Israeli Prime Minister Benjamin Netanyahu displayed an appalling level of temerity when, during the U.N. General Assembly meeting that ended Oct. 1, he waded into American domestic politics and suggested President Barack Obama could do more to support Israel. To many Americans, this accusation is perplexing. Since 1985, the U.S. has provided nearly $3 billion annually in grants to Israel. The country, along with Egypt, receives roughly one-third of U.S. foreign aid. We share a substantial amount of intelligence with the Mossad. By these measures and others, our support for Israel has been unshakable. This has not changed during the Obama administration. Yet despite the billions of dollars in military aid, despite our continued alliance, despite our advocacy for Israel in the U.N. Security Council and despite the emphasis we (rightly) place on Israel's right to exist, Netanyahu apparently is not satisfied.
This raises two questions: First, how much are we expected to give? Second, has Israel taken American support for granted? The answer to the latter question is yes. And the reason is simple: In the United States, you cannot criticize Israel and still hold public office. To criticize Israeli policy is to commit political suicide. Netanyahu knows this, and as a shrewd politician it is only natural that he is taking advantage of it.
Of course, things are not like this in other countries -- namely, Israel.
As Jon Stewart pointed out in a hilarious Daily Show segment last March, Israeli politicians routinely say things in the Knesset (Israel's parliament) that no U.S. presidential candidate would dare say. For example: "Israel is making a mistake in its unwillingness to recognize a Palestinian state." Or: "[Netanyahu's words on Iran] sound like a calculated preparation for a reckless adventure."
The fact that anything less than full support of Israel is so risky in U.S. politics is why Netanyahu was able to bully Obama into a meeting in the summer of 2011 and why he almost succeeded in doing the same at the recent U.N. gathering in New York. It is also why the American political dialogue about Israel is so utterly lacking. As Stewart said, "The parameters for debate... range all the way from 'I unequivocally support them and might bomb Iran' to 'I unequivocally support them and will definitely bomb Iran.'"
No doubt, Israel will feature heavily in the Oct. 22 foreign policy debate between President Obama and Mitt Romney. As in previous debates, the candidates will strive to surpass one another on two criteria. First, who can bash China the most? And, second, who loves Israel more? For many, whoever scores highest on these scales will be the "winner."
What a tragedy.
The past few months of electioneering suggest that a candidate's support for Israel will be questioned during the foreign policy debate even if he states his support unequivocally. After signing a bill in July that gave Israel's military another $70 million from our extremely healthy, solvent and stable economy, Obama announced, "My administration's commitment to Israel's security has been unprecedented." In the wake of this, Romney called Obama's "unprecedented" support everything from "shabby" to "shameful."
Are you confused?
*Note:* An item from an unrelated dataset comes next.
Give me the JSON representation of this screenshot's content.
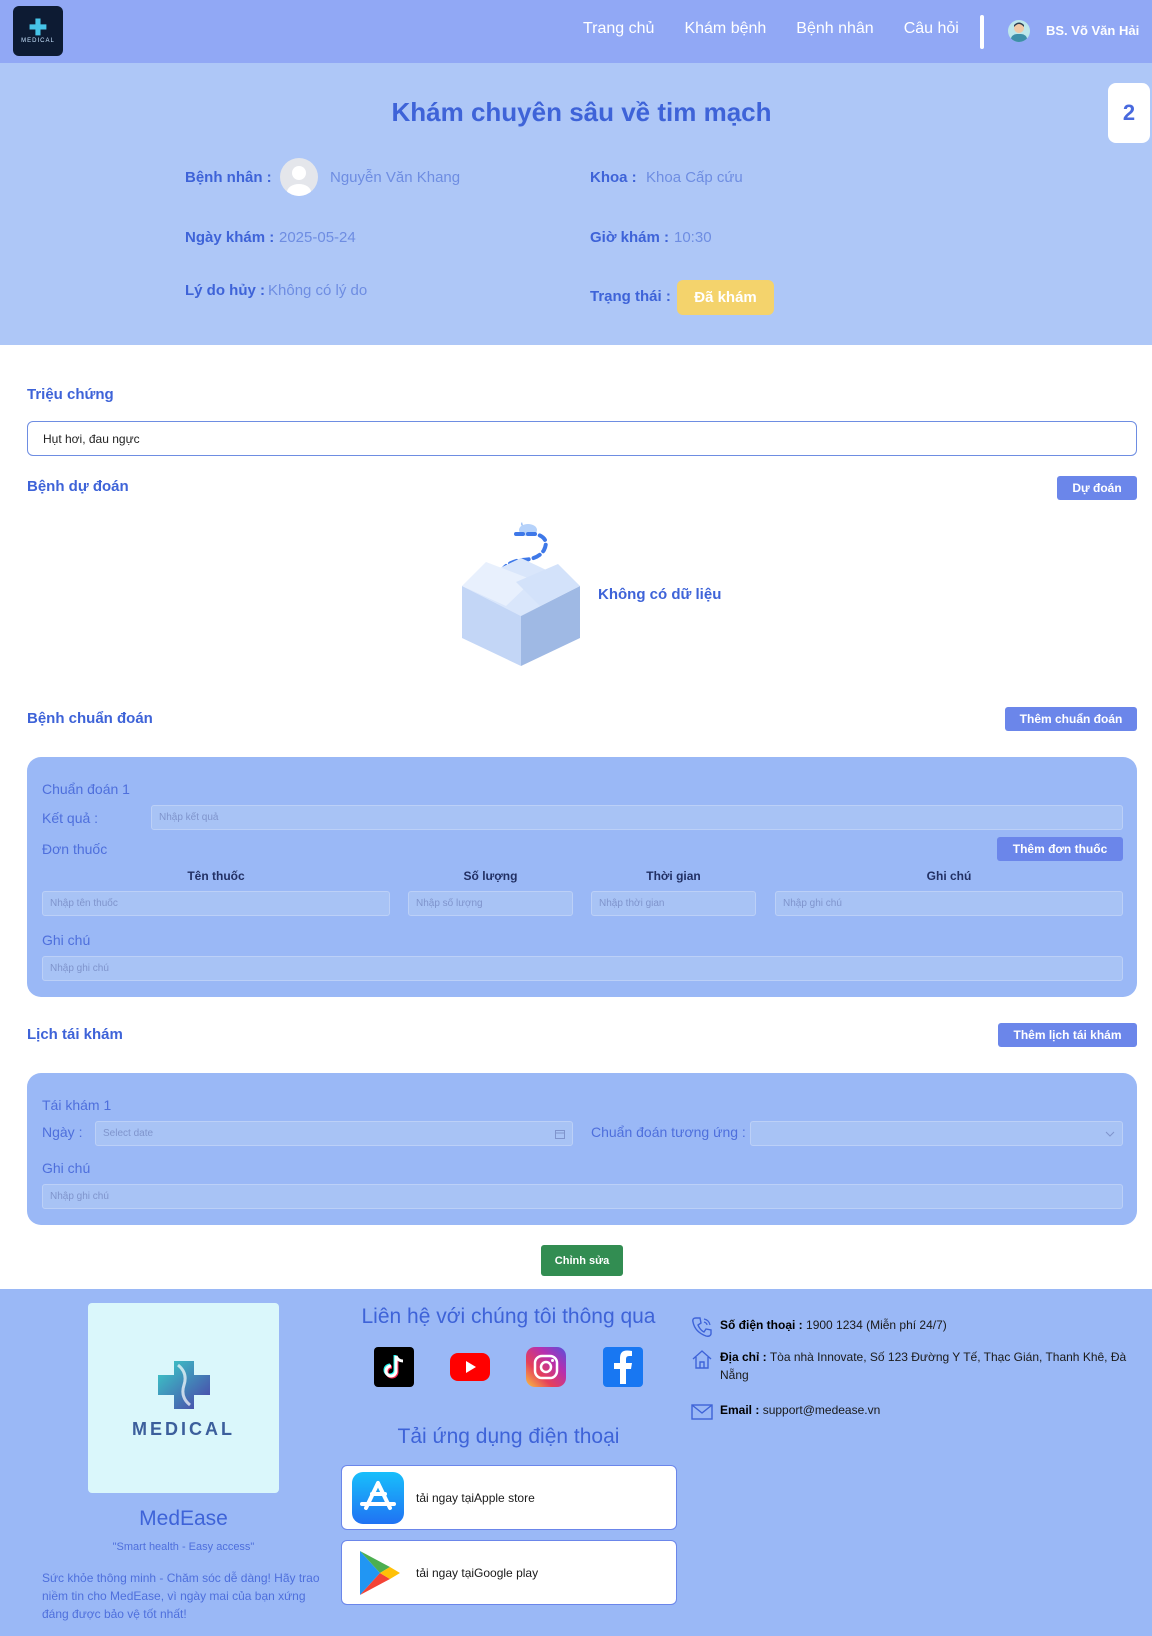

I am, too. Apparently, each candidate loves Israel more than the other.
The greatest tragedy of this all-or-nothing support for Israeli policies is that it hurts Israelis, Palestinians and Americans by delaying a solution to the Israel-Palestine problem. Like our national debt, social security and tax reform, the proverbial can is kicked down the road because the risks of picking the battered thing up and actually examining it are too large. Even though very large numbers of American Jews do not support the continued construction of settlements on Palestinian land, or the bulldozing of Palestinian homes, there is a false perception in the U.S. that to even talk about these issues is to be "anti-Israel" or even anti-Semitic.
Thus, although current Israeli President Shimon Peres can call for "territorial compromise" with Palestinians, and can even say things like "the settlements must be evacuated; the [Israeli] settlers cannot remain," our own president must remain silent on such issues or risk political suicide. The irony is palpable.
Israel is an important and valued ally. It faces a great number of threats, and like any good ally we should work to neutralize those threats. But precisely because we are allies, we should not hesitate to point out problems. We certainly should not allow our president to be bullied by a foreign leader.
The political dialogue about Israel needs to become less about who loves Israel more and more about how to promote American and Israeli interests in a just, intelligent and mutually beneficial manner. Perhaps we'll see this during the foreign policy debate Oct. 22.
I'm not holding my breath.